1967 had thrown enough torment at Dalida to last a lifetime, but there was still more to come. In 1970 Lucien Morisse, her ex-husband and a man who did more than most to launch her stellar career, shot himself. In 1975 her close friend the Israeli singer Mike Brant, whom Dalida had helped to establish by giving him support slots at her live shows, threw himself to his death from his Paris apartment window. Finally in 1983 Richard Chanfray, with whom Dalida had a nine-year relationship during the 1970s, committed suicide by attaching a hose to the exhaust pipe of his car.
Eventually the sheer weight of tragedy, combined with the return of a childhood eye condition that made stage lighting unbearable, led Dalida to take her own life, leaving a note next to the empty pill bottle that read simply, “La vie m’est insupportable. Pardonnez-moi.”
If darkness trailed her throughout her life, it was darkness that first instilled in her the power of music. Born Iolanda Gigliotti to Italian parents in Egypt, where her violinist father was leader of the orchestra at Cairo’s Khedivial Opera House, before she was two years old Dalida’s eye condition required treatment necessitating her remaining blindfolded for 40 days. Her father would sit with her for hours, playing the violin, the music becoming her light in the darkness.
At the outbreak of the Second World War Pietro Gigliotti was imprisoned as an enemy alien and not released until 1944, returning a changed and traumatised man destined to die of a brain aneurysm within months. “I hated him when he beat me,” Dalida recalled. “I hated him especially when he beat my mother and brothers. I wanted him to die – and he did.”
In 1954 Iolanda Gigliotti was elected as Miss Egypt. The Suez Crisis prevented her travelling to the following year’s Miss World contest but her title was enough to secure roles in Egyptian feature films. The director Marco de Gastyne often heard her singing between takes, prompting him to encourage her to forsake Egypt and pursue a career in Europe. So, in January 1955, Iolanda Gigliotti launched herself upon the French capital under the stage name Dalida.
One night in 1956 French record producer Eddie Barclay and Lucien Morisse, who ran a successful French pop music radio station, sat in a bar next to the Olympia Theatre in Paris debating whether they should bother going next door to hear a succession of prospective pop stars at a showcase billed optimistically as ‘Number Ones of Tomorrow’. They rolled a dice, the number committed them to the show and they took their seats just as Dalida walked onto the stage in a white gown and sang Stranger In Paradise. The men were both smitten instantly by her extraordinary voice and stage presence, with Morisse smitten enough to eventually become her husband.
In Barclay’s and Morisse’s hands Dalida exploded onto the French pop scene. Her first hit, 1957’s Bambino, became the biggest-selling single in France of the entire 1950s and stayed at No.1 for an unprecedented 39 weeks. By 1964 Dalida had earned France’s first ever platinum disc in recognition of 10 million record sales and four years later she became the first and so far only musician to be awarded the Médaille de la Présidence de la République.

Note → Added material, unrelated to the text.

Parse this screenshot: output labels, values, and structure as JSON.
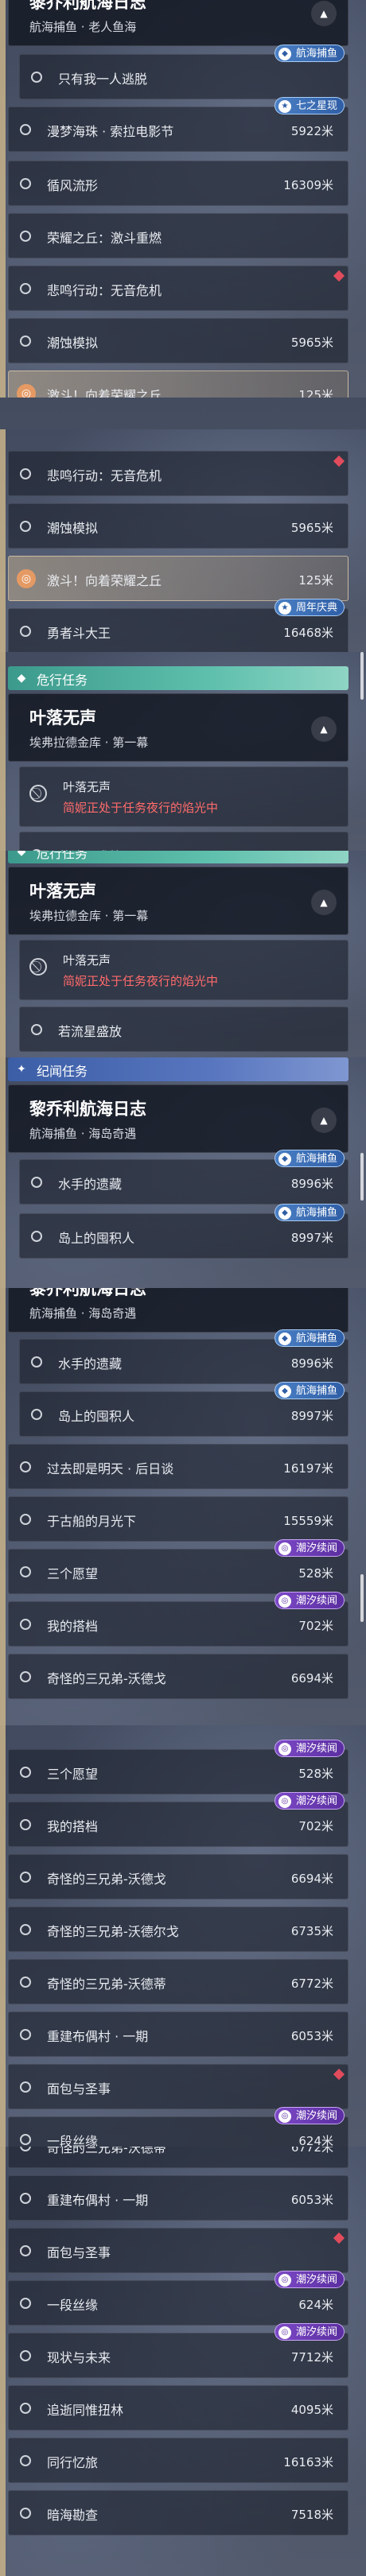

She never broke America or the UK, but she neither needed nor wanted to. In 1958 she had turned down a cash-stuffed 15 year contract offer from a major US impresario because she was perfectly content with her career in France. It was there that she lived a life defined by personal drama and commercial success, driven on through 600 recorded songs and countless concerts by the demons that had beset her since her father’s death. The stage, and its literal lights in the darkness, provided her only escape. Only there could she feel like she belonged.
“Every woman has a little girl inside her, and every man a little boy, who are crying all the time,” she said. “You have to keep that little being captive, like a monster. But if you kill it you kill yourself.”